I also never had the problem of having to disclose a mental illness as when I was young and in love I hadn’t yet experienced serious mental illness but know they would have accepted me this way or that as they did when I later, more recently disclosed the fact. During my 20’s when love eluded me I had not this problem as the women I was involved with also had a diagnosis.
I don’t know I would say feel it out a while to see if you feel like the person is someone who would accept you the way you are. It’s not something I would disclose on the first date but isn’t something that should be kept a secret for any long period of time either, certainly not once a relationship has been established.
I find that while schizophrenia doesn’t turn people into monsters, if someone has some ugliness inside of them, the illness will really shine a light on it and bring it out to the forefront. The fact that, while symptomatic, you were still able to recognize that striking a child was wrong and deflect your rage response says really good things about you.
There is no hurry to tell people about your illness. Take your time - let them get to know the real you before you go into depth on that issue. I wouldn’t tell anyone for many months after you’ve been dating.
Just be honest, especially if they’re going to find out at some point of another. Obviously not on the first date - give them a chance to see the person first. I don’t have SZ but it’s not like I say, on the first date, ‘Hey, I’m X…I have a back problem, I was depressed once and sometimes I get anxiety when I hear a knock at the door for no real reason. Oh…and I’m messy, kind of disorganised…in all likelihood if we start living together you’re going to need a map to navigate your way around my shoes, clothes and accessories’.
Best foot forward, bad foot…a few weeks later.
Will politely but firmly disagree on this one, and here’s why:
- The more emotional investment you put into the relationship, the more it hurts to be rejected over your condition. I mean, REALLY hurts.
- That pain can destabilize a person and cause them to become symptomatic, so this is a legitimate health issue.

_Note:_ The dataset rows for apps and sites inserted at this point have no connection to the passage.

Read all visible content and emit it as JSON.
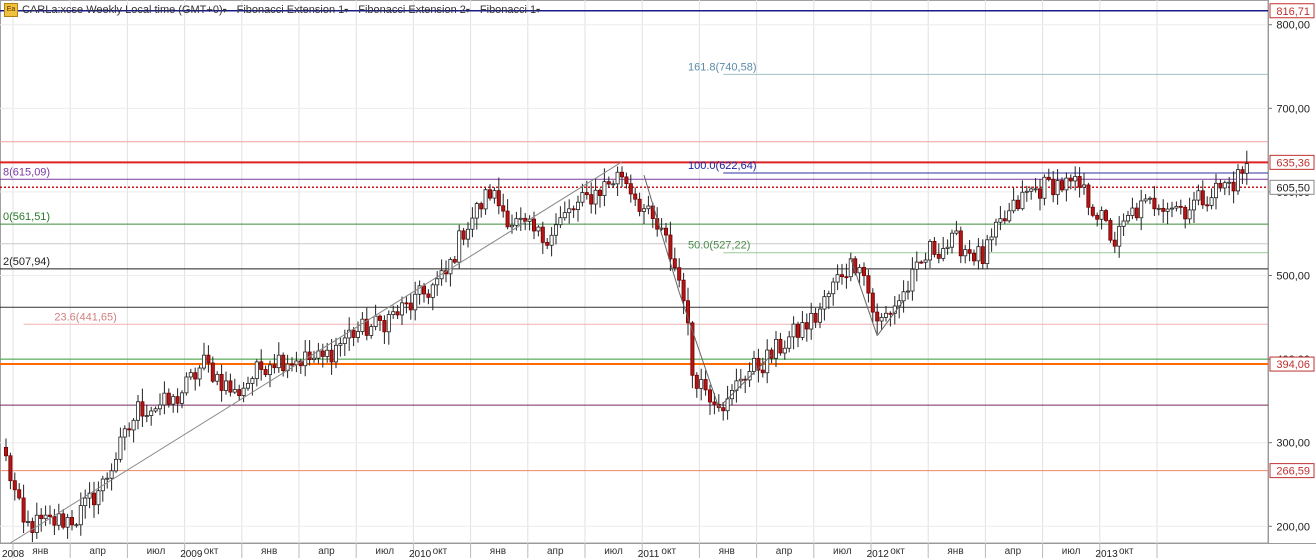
{
  "toolbar": {
    "logo_text": "Ea",
    "items": [
      {
        "label": "CARLa:xcse Weekly Local time (GMT+0)"
      },
      {
        "label": "Fibonacci Extension 1"
      },
      {
        "label": "Fibonacci Extension 2"
      },
      {
        "label": "Fibonacci 1"
      }
    ],
    "caret": "▾"
  },
  "chart_data": {
    "type": "candlestick",
    "ylim": [
      180,
      820
    ],
    "y_ticks": [
      {
        "label": "800,00",
        "value": 800
      },
      {
        "label": "700,00",
        "value": 700
      },
      {
        "label": "600,00",
        "value": 600
      },
      {
        "label": "500,00",
        "value": 500
      },
      {
        "label": "400,00",
        "value": 400
      },
      {
        "label": "300,00",
        "value": 300
      },
      {
        "label": "200,00",
        "value": 200
      }
    ],
    "month_ticks": [
      {
        "label": "окт",
        "bar": 0
      },
      {
        "label": "янв",
        "bar": 13
      },
      {
        "label": "апр",
        "bar": 26
      },
      {
        "label": "июл",
        "bar": 39
      },
      {
        "label": "окт",
        "bar": 52
      },
      {
        "label": "янв",
        "bar": 65
      },
      {
        "label": "апр",
        "bar": 78
      },
      {
        "label": "июл",
        "bar": 91
      },
      {
        "label": "окт",
        "bar": 104
      },
      {
        "label": "янв",
        "bar": 117
      },
      {
        "label": "апр",
        "bar": 130
      },
      {
        "label": "июл",
        "bar": 143
      },
      {
        "label": "окт",
        "bar": 156
      },
      {
        "label": "янв",
        "bar": 169
      },
      {
        "label": "апр",
        "bar": 182
      },
      {
        "label": "июл",
        "bar": 195
      },
      {
        "label": "окт",
        "bar": 208
      },
      {
        "label": "янв",
        "bar": 221
      },
      {
        "label": "апр",
        "bar": 234
      },
      {
        "label": "июл",
        "bar": 247
      },
      {
        "label": "окт",
        "bar": 260
      }
    ],
    "year_ticks": [
      {
        "label": "2008",
        "bar": 0
      },
      {
        "label": "2009",
        "bar": 13
      },
      {
        "label": "2010",
        "bar": 65
      },
      {
        "label": "2011",
        "bar": 117
      },
      {
        "label": "2012",
        "bar": 169
      },
      {
        "label": "2013",
        "bar": 221
      }
    ],
    "price_labels": [
      {
        "label": "816,71",
        "value": 816.71,
        "color": "#c03030",
        "line": "#1a1a8c",
        "width": 1.5
      },
      {
        "label": "635,36",
        "value": 635.36,
        "color": "#c03030",
        "line": "#dd2222",
        "width": 2
      },
      {
        "label": "605,50",
        "value": 605.5,
        "color": "#222222",
        "line": "#cc1111",
        "width": 1.5,
        "dash": true
      },
      {
        "label": "394,06",
        "value": 394.06,
        "color": "#c03030",
        "line": "#ff6a00",
        "width": 2
      },
      {
        "label": "266,59",
        "value": 266.59,
        "color": "#c03030",
        "line": "#ee8866",
        "width": 1
      }
    ],
    "h_lines": [
      {
        "value": 740.58,
        "color": "#a0c0c8",
        "from_bar": 163
      },
      {
        "value": 660,
        "color": "#f2a0a0"
      },
      {
        "value": 622.64,
        "color": "#3030a0",
        "from_bar": 163
      },
      {
        "value": 615.09,
        "color": "#7a3aa0"
      },
      {
        "value": 561.51,
        "color": "#3a8a3a"
      },
      {
        "value": 538,
        "color": "#c8c8c8"
      },
      {
        "value": 527.22,
        "color": "#9ac89a",
        "from_bar": 163
      },
      {
        "value": 507.94,
        "color": "#222222"
      },
      {
        "value": 462,
        "color": "#333333"
      },
      {
        "value": 441.65,
        "color": "#f0b0b0",
        "from_bar": 4
      },
      {
        "value": 400,
        "color": "#3a9a3a"
      },
      {
        "value": 345,
        "color": "#7a2a5a"
      }
    ],
    "fib_labels": [
      {
        "text": "161.8(740,58)",
        "value": 740.58,
        "bar": 155,
        "color": "#5a8aa8"
      },
      {
        "text": "8(615,09)",
        "value": 615.09,
        "bar": 0,
        "color": "#7a3aa0"
      },
      {
        "text": "100.0(622,64)",
        "value": 622.64,
        "bar": 155,
        "color": "#2020a0"
      },
      {
        "text": "0(561,51)",
        "value": 561.51,
        "bar": 0,
        "color": "#2a7a2a"
      },
      {
        "text": "50.0(527,22)",
        "value": 527.22,
        "bar": 155,
        "color": "#4a8a4a"
      },
      {
        "text": "2(507,94)",
        "value": 507.94,
        "bar": 0,
        "color": "#222222"
      },
      {
        "text": "23.6(441,65)",
        "value": 441.65,
        "bar": 11,
        "color": "#d08080"
      }
    ],
    "trend_lines": [
      {
        "from": [
          1,
          180
        ],
        "to": [
          140,
          636
        ],
        "color": "#888888"
      },
      {
        "from": [
          145,
          620
        ],
        "to": [
          153,
          480
        ],
        "color": "#666666"
      },
      {
        "from": [
          153,
          480
        ],
        "to": [
          162,
          342
        ],
        "color": "#666666"
      },
      {
        "from": [
          162,
          342
        ],
        "to": [
          174,
          405
        ],
        "color": "#666666"
      },
      {
        "from": [
          192,
          520
        ],
        "to": [
          198,
          428
        ],
        "color": "#666666"
      },
      {
        "from": [
          198,
          428
        ],
        "to": [
          204,
          470
        ],
        "color": "#666666"
      }
    ],
    "anchors": [
      [
        0,
        280
      ],
      [
        4,
        200
      ],
      [
        10,
        205
      ],
      [
        16,
        210
      ],
      [
        22,
        250
      ],
      [
        30,
        340
      ],
      [
        38,
        348
      ],
      [
        45,
        395
      ],
      [
        52,
        358
      ],
      [
        60,
        400
      ],
      [
        72,
        400
      ],
      [
        78,
        430
      ],
      [
        84,
        440
      ],
      [
        92,
        465
      ],
      [
        100,
        500
      ],
      [
        104,
        555
      ],
      [
        110,
        600
      ],
      [
        115,
        565
      ],
      [
        122,
        545
      ],
      [
        128,
        575
      ],
      [
        134,
        600
      ],
      [
        140,
        622
      ],
      [
        146,
        570
      ],
      [
        150,
        540
      ],
      [
        154,
        480
      ],
      [
        156,
        385
      ],
      [
        160,
        360
      ],
      [
        164,
        345
      ],
      [
        167,
        380
      ],
      [
        172,
        395
      ],
      [
        177,
        420
      ],
      [
        184,
        450
      ],
      [
        190,
        505
      ],
      [
        194,
        520
      ],
      [
        198,
        440
      ],
      [
        204,
        478
      ],
      [
        210,
        530
      ],
      [
        216,
        540
      ],
      [
        222,
        520
      ],
      [
        226,
        560
      ],
      [
        232,
        598
      ],
      [
        238,
        610
      ],
      [
        244,
        605
      ],
      [
        248,
        575
      ],
      [
        252,
        540
      ],
      [
        256,
        575
      ],
      [
        262,
        590
      ],
      [
        268,
        580
      ],
      [
        274,
        600
      ],
      [
        279,
        612
      ],
      [
        282,
        630
      ]
    ],
    "bar_count": 283,
    "bar_spacing": 4.4,
    "first_bar_x": 6
  }
}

- Time takes time. I found the majority of people just up and walked away as soon as they heard ‘schizophrenia’. By doing this early on, I increased the number of potential partners I could see inside of a year, greatly speeding up the process of settling down with a lady.
- I think that being open about things early on in a relationship sets a good precedent that a couple can build on.
Anyhow, that’s what worked for me. Your mileage may vary.